RECORDS PROVIDED -

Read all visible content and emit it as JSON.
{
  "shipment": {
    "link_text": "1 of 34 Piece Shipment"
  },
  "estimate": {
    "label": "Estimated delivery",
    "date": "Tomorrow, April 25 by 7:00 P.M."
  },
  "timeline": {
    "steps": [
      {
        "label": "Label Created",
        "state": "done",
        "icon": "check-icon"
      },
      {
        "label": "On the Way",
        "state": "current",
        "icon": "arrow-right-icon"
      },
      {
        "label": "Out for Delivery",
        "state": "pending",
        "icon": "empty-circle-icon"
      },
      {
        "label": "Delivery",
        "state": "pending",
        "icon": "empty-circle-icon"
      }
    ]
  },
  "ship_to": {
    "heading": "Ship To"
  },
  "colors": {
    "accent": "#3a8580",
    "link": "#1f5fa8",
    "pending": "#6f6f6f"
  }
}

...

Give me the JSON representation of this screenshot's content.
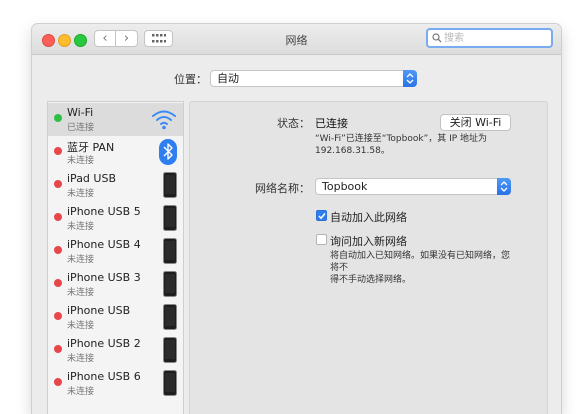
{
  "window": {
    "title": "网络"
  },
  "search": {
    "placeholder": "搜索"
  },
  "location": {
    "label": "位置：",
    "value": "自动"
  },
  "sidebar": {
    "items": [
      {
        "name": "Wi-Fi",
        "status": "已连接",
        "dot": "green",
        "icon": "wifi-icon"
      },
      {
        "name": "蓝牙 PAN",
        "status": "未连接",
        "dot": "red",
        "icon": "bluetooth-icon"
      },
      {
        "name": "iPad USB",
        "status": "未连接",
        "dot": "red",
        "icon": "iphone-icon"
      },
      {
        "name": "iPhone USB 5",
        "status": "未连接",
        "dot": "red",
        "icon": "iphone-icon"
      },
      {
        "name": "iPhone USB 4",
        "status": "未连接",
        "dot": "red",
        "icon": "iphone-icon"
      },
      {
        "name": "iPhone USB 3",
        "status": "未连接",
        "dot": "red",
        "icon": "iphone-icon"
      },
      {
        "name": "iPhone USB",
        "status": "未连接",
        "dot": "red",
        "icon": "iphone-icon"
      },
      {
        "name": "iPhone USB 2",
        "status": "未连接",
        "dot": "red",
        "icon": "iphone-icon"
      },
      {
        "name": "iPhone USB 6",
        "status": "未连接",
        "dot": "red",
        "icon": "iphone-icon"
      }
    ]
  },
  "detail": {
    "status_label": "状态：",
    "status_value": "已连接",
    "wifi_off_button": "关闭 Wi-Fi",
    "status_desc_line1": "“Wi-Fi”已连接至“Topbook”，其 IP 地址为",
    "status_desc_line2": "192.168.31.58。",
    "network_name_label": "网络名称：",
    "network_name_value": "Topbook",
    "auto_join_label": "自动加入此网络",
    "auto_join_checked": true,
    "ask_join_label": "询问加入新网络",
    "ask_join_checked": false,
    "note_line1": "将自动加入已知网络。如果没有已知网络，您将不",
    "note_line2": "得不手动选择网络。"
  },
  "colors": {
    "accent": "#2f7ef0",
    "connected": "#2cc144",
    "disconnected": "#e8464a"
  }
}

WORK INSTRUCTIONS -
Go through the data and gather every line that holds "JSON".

YOUR SOLUTION -
Read all visible content and emit it as JSON.
Give me the JSON representation of this screenshot's content.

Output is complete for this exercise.